**WHAT YOU WILL DO**.
Copy whichever lines of the data hold the word "joined".

Interface dataset entries:
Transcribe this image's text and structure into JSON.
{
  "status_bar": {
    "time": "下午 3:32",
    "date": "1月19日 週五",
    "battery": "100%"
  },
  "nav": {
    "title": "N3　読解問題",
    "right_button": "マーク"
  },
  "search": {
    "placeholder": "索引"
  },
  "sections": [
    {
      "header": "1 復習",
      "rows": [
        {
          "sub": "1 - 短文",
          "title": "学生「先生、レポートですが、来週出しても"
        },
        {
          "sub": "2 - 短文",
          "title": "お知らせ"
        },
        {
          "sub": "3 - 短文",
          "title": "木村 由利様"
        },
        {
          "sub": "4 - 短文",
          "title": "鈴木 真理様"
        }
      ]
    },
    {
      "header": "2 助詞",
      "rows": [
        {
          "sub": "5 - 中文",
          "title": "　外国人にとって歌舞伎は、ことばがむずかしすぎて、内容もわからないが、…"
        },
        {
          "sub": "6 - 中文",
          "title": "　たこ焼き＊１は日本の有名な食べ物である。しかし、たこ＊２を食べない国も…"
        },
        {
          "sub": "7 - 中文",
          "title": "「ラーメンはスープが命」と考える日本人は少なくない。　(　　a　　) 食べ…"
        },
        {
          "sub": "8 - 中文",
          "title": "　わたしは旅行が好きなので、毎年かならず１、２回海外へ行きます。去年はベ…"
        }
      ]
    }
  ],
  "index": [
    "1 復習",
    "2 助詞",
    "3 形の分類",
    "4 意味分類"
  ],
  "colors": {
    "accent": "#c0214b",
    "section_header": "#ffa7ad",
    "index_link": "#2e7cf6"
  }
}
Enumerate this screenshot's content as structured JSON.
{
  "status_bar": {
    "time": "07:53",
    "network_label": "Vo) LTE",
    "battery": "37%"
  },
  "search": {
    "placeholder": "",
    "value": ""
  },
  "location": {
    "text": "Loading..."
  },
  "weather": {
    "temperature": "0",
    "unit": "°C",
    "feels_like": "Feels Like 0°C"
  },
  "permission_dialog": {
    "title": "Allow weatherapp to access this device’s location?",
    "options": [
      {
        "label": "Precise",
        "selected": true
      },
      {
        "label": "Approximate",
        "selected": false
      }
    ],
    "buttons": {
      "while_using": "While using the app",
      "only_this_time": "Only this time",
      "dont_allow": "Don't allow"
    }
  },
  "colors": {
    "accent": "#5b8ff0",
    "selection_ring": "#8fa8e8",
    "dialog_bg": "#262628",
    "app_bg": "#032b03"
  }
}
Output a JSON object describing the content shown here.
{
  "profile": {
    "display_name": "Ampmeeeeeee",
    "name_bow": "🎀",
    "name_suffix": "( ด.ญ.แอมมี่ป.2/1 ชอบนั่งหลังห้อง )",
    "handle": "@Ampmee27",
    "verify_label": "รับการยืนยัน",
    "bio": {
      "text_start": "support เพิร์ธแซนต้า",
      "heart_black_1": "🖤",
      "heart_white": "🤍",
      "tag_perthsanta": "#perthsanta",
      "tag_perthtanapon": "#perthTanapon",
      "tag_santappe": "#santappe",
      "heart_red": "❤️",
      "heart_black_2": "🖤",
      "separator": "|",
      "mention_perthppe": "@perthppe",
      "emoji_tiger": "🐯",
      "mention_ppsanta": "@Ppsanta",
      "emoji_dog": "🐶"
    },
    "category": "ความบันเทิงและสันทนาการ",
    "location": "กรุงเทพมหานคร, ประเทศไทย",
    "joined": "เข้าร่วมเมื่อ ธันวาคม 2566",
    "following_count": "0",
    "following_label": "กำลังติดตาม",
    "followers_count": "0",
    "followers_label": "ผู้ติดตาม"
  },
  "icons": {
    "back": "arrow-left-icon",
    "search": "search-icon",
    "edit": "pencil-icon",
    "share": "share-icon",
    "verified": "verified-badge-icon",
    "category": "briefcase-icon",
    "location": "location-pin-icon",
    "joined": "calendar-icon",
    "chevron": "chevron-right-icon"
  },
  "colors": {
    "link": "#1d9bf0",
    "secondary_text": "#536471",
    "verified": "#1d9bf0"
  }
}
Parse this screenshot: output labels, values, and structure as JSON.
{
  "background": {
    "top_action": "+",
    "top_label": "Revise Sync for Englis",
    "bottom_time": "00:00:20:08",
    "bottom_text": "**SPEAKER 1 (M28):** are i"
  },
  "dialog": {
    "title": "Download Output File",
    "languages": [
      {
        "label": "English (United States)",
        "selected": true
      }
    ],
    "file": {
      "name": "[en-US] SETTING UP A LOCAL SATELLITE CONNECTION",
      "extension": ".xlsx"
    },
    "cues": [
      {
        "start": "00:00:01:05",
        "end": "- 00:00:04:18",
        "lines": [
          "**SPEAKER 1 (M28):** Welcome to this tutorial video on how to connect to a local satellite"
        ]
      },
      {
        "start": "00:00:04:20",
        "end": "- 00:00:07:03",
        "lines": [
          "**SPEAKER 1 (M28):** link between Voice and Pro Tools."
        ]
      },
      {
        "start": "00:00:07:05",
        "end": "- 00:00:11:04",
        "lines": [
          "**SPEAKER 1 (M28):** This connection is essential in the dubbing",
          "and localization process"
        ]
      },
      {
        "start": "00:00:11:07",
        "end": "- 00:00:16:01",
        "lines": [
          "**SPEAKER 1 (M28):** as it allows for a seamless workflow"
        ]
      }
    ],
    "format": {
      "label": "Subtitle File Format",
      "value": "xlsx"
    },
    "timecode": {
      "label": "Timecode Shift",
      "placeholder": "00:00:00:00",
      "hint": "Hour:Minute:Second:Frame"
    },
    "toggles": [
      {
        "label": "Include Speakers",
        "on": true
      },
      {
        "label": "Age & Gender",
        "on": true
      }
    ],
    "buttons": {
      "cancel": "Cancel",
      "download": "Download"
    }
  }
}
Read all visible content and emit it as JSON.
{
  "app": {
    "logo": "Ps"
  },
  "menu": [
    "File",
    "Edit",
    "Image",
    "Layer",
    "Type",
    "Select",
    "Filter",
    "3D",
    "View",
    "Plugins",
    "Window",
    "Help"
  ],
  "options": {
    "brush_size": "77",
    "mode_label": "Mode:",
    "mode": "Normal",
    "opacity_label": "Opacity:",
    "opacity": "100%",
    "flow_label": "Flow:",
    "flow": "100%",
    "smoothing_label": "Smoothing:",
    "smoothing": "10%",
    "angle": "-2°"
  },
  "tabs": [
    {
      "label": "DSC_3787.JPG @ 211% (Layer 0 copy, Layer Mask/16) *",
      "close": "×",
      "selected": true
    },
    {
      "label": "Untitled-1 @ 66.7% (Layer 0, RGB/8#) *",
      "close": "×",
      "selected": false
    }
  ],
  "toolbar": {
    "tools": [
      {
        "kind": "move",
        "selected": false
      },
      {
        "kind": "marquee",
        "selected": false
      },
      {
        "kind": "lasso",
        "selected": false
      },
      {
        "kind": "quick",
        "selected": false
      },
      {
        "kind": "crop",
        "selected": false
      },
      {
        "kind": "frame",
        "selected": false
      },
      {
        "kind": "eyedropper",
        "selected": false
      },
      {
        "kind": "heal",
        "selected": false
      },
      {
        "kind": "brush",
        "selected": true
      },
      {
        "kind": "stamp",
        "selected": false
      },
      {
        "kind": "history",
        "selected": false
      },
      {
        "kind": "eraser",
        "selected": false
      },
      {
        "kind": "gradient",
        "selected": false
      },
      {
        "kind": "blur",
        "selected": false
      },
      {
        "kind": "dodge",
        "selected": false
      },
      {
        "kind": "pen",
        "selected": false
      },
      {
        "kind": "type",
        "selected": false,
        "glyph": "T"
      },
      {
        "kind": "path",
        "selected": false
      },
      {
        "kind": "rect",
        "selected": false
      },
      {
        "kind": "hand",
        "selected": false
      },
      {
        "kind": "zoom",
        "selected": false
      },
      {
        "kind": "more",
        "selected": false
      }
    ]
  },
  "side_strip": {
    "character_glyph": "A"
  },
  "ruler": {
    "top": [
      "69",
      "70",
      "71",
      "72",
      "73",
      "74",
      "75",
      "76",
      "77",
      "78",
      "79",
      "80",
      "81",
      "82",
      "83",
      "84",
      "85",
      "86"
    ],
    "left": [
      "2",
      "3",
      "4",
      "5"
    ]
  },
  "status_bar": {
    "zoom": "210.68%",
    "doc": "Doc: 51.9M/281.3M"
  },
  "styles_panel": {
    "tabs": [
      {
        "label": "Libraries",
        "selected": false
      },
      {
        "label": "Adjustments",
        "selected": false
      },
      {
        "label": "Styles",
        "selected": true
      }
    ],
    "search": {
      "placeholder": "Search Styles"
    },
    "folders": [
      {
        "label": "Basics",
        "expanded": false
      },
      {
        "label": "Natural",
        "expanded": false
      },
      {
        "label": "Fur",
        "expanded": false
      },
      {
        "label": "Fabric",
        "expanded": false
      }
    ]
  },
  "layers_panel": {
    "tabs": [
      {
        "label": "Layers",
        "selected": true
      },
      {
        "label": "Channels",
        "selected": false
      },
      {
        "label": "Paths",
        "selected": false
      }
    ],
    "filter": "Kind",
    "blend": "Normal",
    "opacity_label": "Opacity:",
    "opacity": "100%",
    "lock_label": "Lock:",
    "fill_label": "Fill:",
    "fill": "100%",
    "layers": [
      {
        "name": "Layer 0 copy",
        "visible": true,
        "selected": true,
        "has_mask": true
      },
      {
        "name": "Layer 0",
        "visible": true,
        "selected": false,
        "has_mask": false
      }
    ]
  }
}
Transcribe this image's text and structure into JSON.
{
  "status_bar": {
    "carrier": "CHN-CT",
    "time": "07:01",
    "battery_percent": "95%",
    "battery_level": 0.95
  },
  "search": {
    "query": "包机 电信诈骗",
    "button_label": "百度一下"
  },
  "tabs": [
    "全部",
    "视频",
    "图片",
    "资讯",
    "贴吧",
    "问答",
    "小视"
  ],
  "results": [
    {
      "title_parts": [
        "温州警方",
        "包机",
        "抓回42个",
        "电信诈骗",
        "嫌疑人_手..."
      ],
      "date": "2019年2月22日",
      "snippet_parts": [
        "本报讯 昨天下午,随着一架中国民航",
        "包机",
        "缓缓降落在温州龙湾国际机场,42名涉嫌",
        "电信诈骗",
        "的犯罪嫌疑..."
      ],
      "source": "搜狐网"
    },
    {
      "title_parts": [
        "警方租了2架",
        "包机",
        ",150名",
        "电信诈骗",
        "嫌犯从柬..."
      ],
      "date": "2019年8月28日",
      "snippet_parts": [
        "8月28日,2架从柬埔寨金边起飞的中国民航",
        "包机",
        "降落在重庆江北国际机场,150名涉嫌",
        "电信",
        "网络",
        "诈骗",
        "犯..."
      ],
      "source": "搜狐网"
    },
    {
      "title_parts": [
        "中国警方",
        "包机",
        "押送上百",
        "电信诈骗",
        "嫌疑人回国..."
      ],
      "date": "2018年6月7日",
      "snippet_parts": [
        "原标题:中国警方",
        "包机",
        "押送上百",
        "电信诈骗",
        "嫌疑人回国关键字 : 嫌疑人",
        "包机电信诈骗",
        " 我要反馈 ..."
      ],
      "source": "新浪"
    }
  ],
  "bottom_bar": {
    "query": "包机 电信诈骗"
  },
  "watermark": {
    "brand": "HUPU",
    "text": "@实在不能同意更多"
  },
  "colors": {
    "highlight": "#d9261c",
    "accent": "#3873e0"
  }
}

**RESPONSE AREA**.
    "joined": "เข้าร่วมเมื่อ ธันวาคม 2566",
    "joined": "calendar-icon",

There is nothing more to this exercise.